• **PROBLEM DESCRIPTION**:
Please output all of the entries exactly and omit any images they hold.
** Opening DATASET EXCERPTS block **
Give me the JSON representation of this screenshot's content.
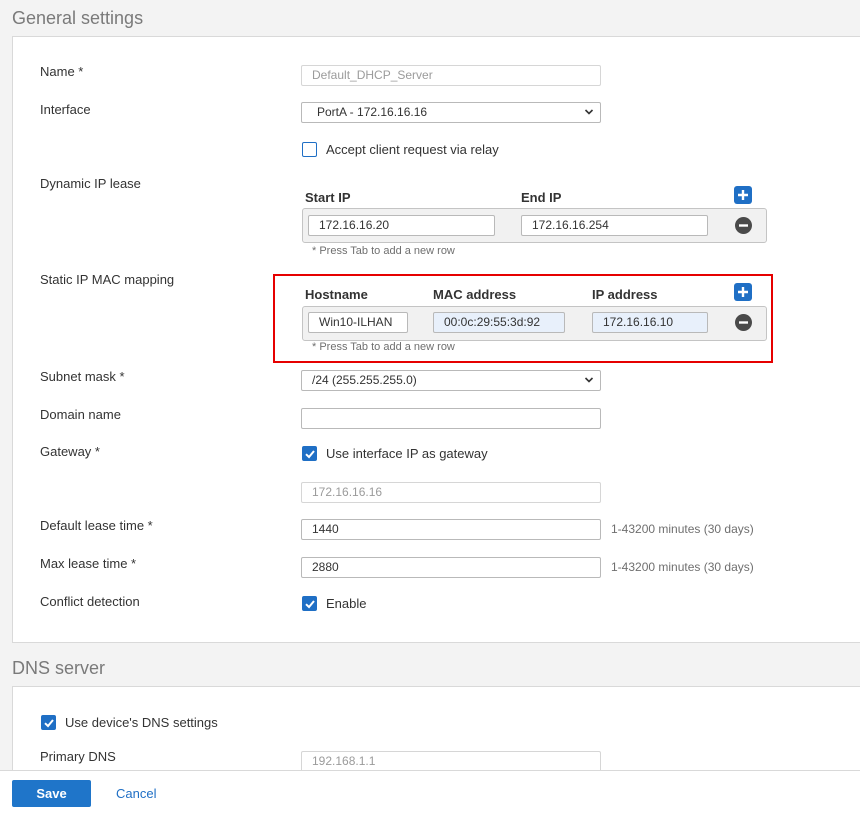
{
  "general": {
    "title": "General settings",
    "name_label": "Name *",
    "name_placeholder": "Default_DHCP_Server",
    "interface_label": "Interface",
    "interface_value": "PortA - 172.16.16.16",
    "relay_label": "Accept client request via relay",
    "relay_checked": false,
    "dynamic_label": "Dynamic IP lease",
    "dynamic": {
      "start_header": "Start IP",
      "end_header": "End IP",
      "start_value": "172.16.16.20",
      "end_value": "172.16.16.254",
      "hint": "* Press Tab to add a new row"
    },
    "static_label": "Static IP MAC mapping",
    "static": {
      "host_header": "Hostname",
      "mac_header": "MAC address",
      "ip_header": "IP address",
      "host_value": "Win10-ILHAN",
      "mac_value": "00:0c:29:55:3d:92",
      "ip_value": "172.16.16.10",
      "hint": "* Press Tab to add a new row"
    },
    "subnet_label": "Subnet mask *",
    "subnet_value": "/24 (255.255.255.0)",
    "domain_label": "Domain name",
    "domain_value": "",
    "gateway_label": "Gateway *",
    "gateway_checkbox_label": "Use interface IP as gateway",
    "gateway_checked": true,
    "gateway_value": "172.16.16.16",
    "default_lease_label": "Default lease time *",
    "default_lease_value": "1440",
    "default_lease_range": "1-43200 minutes (30 days)",
    "max_lease_label": "Max lease time *",
    "max_lease_value": "2880",
    "max_lease_range": "1-43200 minutes (30 days)",
    "conflict_label": "Conflict detection",
    "conflict_checkbox_label": "Enable",
    "conflict_checked": true
  },
  "dns": {
    "title": "DNS server",
    "use_device_label": "Use device's DNS settings",
    "use_device_checked": true,
    "primary_label": "Primary DNS",
    "primary_value": "192.168.1.1"
  },
  "footer": {
    "save_label": "Save",
    "cancel_label": "Cancel"
  },
  "colors": {
    "accent": "#1f6fc5",
    "highlight": "#e60000"
  }
}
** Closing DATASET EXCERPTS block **
• **EXERCISE RESULT**:
Give me the JSON representation of this screenshot's content.
{
  "general": {
    "title": "General settings",
    "name_label": "Name *",
    "name_placeholder": "Default_DHCP_Server",
    "interface_label": "Interface",
    "interface_value": "PortA - 172.16.16.16",
    "relay_label": "Accept client request via relay",
    "relay_checked": false,
    "dynamic_label": "Dynamic IP lease",
    "dynamic": {
      "start_header": "Start IP",
      "end_header": "End IP",
      "start_value": "172.16.16.20",
      "end_value": "172.16.16.254",
      "hint": "* Press Tab to add a new row"
    },
    "static_label": "Static IP MAC mapping",
    "static": {
      "host_header": "Hostname",
      "mac_header": "MAC address",
      "ip_header": "IP address",
      "host_value": "Win10-ILHAN",
      "mac_value": "00:0c:29:55:3d:92",
      "ip_value": "172.16.16.10",
      "hint": "* Press Tab to add a new row"
    },
    "subnet_label": "Subnet mask *",
    "subnet_value": "/24 (255.255.255.0)",
    "domain_label": "Domain name",
    "domain_value": "",
    "gateway_label": "Gateway *",
    "gateway_checkbox_label": "Use interface IP as gateway",
    "gateway_checked": true,
    "gateway_value": "172.16.16.16",
    "default_lease_label": "Default lease time *",
    "default_lease_value": "1440",
    "default_lease_range": "1-43200 minutes (30 days)",
    "max_lease_label": "Max lease time *",
    "max_lease_value": "2880",
    "max_lease_range": "1-43200 minutes (30 days)",
    "conflict_label": "Conflict detection",
    "conflict_checkbox_label": "Enable",
    "conflict_checked": true
  },
  "dns": {
    "title": "DNS server",
    "use_device_label": "Use device's DNS settings",
    "use_device_checked": true,
    "primary_label": "Primary DNS",
    "primary_value": "192.168.1.1"
  },
  "footer": {
    "save_label": "Save",
    "cancel_label": "Cancel"
  },
  "colors": {
    "accent": "#1f6fc5",
    "highlight": "#e60000"
  }
}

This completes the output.